Both basic and clinical researches are being conceptually innovated to develop and translate effective disease-modifying therapies for neurodegenerative disorders. The thorough elucidation of molecular pathways in neurodegeneration using animal models that faithfully replicate human pathology may lead to successful translation of disease-modifying therapies. Development of therapies that target multiple molecular pathways is also necessary to combat the manifold pathogenesis of neurodegeneration. Elaborate designs would increase the chance of success in clinical trials. The refinement of research frameworks that involve academic, industrial and regulatory organizations is another key issue in the translational research on neurodegenerative diseases. Systems for patient registry and clinical trial networking are also mandatory to accelerate the development of disease-modifying therapies.[37] Integration of these approaches should help to identify therapies that slow progression of neurodegeneration.

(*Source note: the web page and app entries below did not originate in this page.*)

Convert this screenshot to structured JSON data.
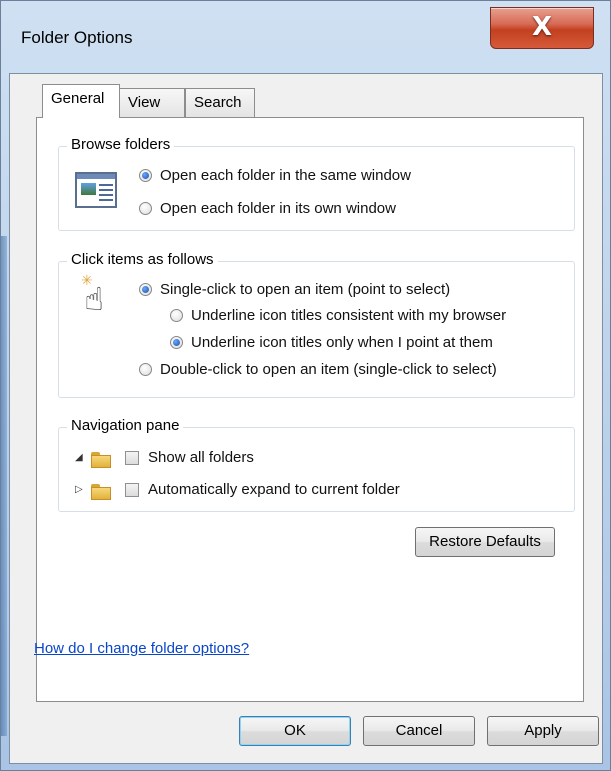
{
  "window": {
    "title": "Folder Options",
    "close_glyph": "X"
  },
  "tabs": [
    {
      "label": "General",
      "active": true
    },
    {
      "label": "View",
      "active": false
    },
    {
      "label": "Search",
      "active": false
    }
  ],
  "browse_folders": {
    "label": "Browse folders",
    "options": [
      {
        "label": "Open each folder in the same window",
        "checked": true
      },
      {
        "label": "Open each folder in its own window",
        "checked": false
      }
    ]
  },
  "click_items": {
    "label": "Click items as follows",
    "single_click": {
      "label": "Single-click to open an item (point to select)",
      "checked": true
    },
    "underline_browser": {
      "label": "Underline icon titles consistent with my browser",
      "checked": false
    },
    "underline_point": {
      "label": "Underline icon titles only when I point at them",
      "checked": true
    },
    "double_click": {
      "label": "Double-click to open an item (single-click to select)",
      "checked": false
    }
  },
  "navigation_pane": {
    "label": "Navigation pane",
    "show_all_folders": {
      "label": "Show all folders",
      "checked": false
    },
    "auto_expand": {
      "label": "Automatically expand to current folder",
      "checked": false
    }
  },
  "buttons": {
    "restore_defaults": "Restore Defaults",
    "ok": "OK",
    "cancel": "Cancel",
    "apply": "Apply"
  },
  "help_link": "How do I change folder options?",
  "icons": {
    "close": "close-icon",
    "browse": "folder-window-icon",
    "click": "hand-pointer-icon",
    "tree_expanded": "tree-expanded-arrow-icon",
    "tree_collapsed": "tree-collapsed-arrow-icon",
    "folder": "folder-icon"
  },
  "colors": {
    "link": "#0a46c9",
    "close_button": "#c2401f",
    "radio_dot": "#1b4fa8"
  }
}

Acknowledgments

  1. Top of page
  2. Abstract
  3. Introduction
  4. Accumulation of abnormal proteins
  5. Development of therapies targeting abnormal protein accumulation
  6. Key issues in therapy development for neurodegenerative diseases
  7. Summary
  8. Author contributions
  9. Acknowledgments
  10. Competing interests
  11. References

This work was supported by a Center-of-Excellence grant, a Grant-in-Aid for Scientific Research on Innovated Areas (No. 22110005), and KAKENHI grants from MEXT/JSPS, Japan (No. 21229011, 23390230); grants from the Ministry of Health, Labor, and Welfare (MHLW), Japan; and Core Research for Evolutional Science and Technology (CREST) from Japan Science and Technology Agency (JST).

References

  1. Top of page
  2. Abstract
  3. Introduction
  4. Accumulation of abnormal proteins
  5. Development of therapies targeting abnormal protein accumulation
  6. Key issues in therapy development for neurodegenerative diseases
  7. Summary
  8. Author contributions
  9. Acknowledgments
  10. Competing interests
  11. References